First off my congratulations to the shorts. You have every right to mock us longs. We were mocking you as recently as yesterday. Congratulations to Whitney Tilson. You stuck by your short guns and you have proved to be dead right. And my puzzlement to RJ with its reiterated 102 target price. I did not find any explanation from them or anyone else as to why millions of shares of IOC were dumped in the 50s. If the stock is really worth twice that why are all of those sellers that dumb? Not usually the case.
I was suspicious of the deal last night. I could not make the math add up to making it anything to write home about. After all, there was only $12 per share being offered up front, and even that not for another month. But I wanted to believe there was something there that I wasn't seeing. After all, hadn't Hesssion waxed eloquent at the Nov. CC about how he was going to increase shareholder value? Surely he knew the score--didn't he?
Even this morning, wasn't he supposed to be "happy" about what he had done? Then came the stock opening and the bombshell plunge. Wall Street gave a resounding thumbs down.
My guess is that the greedy lawyers are going to be all over this with class action suits if there is not an immediate stock rebound, which I don't think will happen. A case can be made that Hession knowingly misled investors when he encouraged us to buy with his optimism at the Nov. CC. Is he so dumb that he could not have known that the deal he was negotiating would kill stockholder value in the short run? And who knows what the deal will accomplish for IOC stockholders over the long run? Wall Street is only interested in the short run, and short run, Hession massively misled us.

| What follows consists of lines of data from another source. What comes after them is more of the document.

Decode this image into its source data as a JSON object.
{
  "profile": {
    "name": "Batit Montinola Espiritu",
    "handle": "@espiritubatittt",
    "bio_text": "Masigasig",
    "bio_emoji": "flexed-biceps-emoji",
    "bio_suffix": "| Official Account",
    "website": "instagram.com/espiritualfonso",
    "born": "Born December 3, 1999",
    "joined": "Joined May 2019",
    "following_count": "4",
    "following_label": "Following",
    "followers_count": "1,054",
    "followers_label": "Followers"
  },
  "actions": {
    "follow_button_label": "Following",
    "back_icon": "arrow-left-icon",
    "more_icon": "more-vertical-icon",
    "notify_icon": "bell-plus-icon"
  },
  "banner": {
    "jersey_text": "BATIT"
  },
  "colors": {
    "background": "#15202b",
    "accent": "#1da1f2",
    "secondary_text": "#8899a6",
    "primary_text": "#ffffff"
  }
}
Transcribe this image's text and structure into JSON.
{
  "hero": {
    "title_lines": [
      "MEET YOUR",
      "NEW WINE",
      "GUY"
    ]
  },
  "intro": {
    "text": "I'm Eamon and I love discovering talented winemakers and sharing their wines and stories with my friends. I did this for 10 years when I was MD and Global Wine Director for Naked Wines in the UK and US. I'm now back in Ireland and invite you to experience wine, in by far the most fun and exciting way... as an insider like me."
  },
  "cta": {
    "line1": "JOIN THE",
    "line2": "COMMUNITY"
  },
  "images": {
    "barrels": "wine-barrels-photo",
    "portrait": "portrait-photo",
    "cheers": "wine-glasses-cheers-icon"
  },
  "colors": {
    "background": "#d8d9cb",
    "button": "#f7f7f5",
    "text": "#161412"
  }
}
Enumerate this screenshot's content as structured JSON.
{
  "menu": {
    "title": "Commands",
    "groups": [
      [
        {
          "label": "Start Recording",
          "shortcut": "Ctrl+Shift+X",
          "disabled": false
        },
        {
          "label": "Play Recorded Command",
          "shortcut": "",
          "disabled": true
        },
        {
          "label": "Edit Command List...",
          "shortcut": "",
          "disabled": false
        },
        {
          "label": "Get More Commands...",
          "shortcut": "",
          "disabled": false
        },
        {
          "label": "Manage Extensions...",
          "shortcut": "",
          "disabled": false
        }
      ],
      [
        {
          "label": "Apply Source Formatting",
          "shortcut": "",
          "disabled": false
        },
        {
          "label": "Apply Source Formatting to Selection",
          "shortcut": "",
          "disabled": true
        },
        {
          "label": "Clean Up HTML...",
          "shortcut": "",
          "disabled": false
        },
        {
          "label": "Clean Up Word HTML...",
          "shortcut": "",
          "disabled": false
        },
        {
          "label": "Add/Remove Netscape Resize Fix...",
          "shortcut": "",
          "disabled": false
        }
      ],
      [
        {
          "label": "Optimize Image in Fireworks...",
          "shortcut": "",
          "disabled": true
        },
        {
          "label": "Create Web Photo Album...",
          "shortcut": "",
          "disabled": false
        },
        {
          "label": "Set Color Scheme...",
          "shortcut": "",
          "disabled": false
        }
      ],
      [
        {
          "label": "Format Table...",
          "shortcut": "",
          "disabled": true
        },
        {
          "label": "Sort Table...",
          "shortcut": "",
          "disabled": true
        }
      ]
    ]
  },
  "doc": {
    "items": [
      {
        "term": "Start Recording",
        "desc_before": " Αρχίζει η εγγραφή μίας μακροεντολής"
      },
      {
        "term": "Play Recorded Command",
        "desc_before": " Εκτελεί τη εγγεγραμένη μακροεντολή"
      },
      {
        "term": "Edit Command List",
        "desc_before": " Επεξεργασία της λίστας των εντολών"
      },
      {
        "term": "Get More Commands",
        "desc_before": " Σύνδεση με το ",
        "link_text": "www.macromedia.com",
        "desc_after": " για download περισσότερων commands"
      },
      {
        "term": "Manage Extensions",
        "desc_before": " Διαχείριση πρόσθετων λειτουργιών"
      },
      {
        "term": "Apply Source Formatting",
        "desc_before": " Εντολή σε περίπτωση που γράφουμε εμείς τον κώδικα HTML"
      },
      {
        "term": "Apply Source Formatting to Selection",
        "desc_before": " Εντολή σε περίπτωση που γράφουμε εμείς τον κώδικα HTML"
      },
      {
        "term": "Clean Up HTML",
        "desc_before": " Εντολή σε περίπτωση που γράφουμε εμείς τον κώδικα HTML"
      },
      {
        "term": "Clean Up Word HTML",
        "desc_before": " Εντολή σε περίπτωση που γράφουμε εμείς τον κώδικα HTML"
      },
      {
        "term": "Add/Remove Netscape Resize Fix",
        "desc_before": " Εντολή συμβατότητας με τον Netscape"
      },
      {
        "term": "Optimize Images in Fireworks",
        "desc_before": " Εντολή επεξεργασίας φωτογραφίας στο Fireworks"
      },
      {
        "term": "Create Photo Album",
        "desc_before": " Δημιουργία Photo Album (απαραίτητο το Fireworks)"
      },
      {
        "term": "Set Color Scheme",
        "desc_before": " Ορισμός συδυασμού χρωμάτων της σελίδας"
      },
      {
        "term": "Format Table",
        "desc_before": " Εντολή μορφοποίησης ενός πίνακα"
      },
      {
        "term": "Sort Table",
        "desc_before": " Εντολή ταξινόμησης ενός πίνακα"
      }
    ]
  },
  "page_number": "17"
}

If I were "Dr. Mike" I don't think I would sleep any better than his stockholders tonight. In fact, I think he will sleep a lot worse.
Let's assume that trading begins at the same price that it closed last night. Based on what those of you listening to the CC heard, and assuming that you did not already have a position in IOC, how many here would be buyers? And if you did have a position already, how many here would be sellers of your stock?
I'm only looking for responses from those who heard the CC. I did not.
Dunno. I hope you are right about breaking 100,but this stock has a long history of under delivering on Message Board pps expectations. We longs tend to get too enthusiastic most of the time. I'm anxious to hear what Hession has to say at the CC in terms of what this deal means for shareholders like us.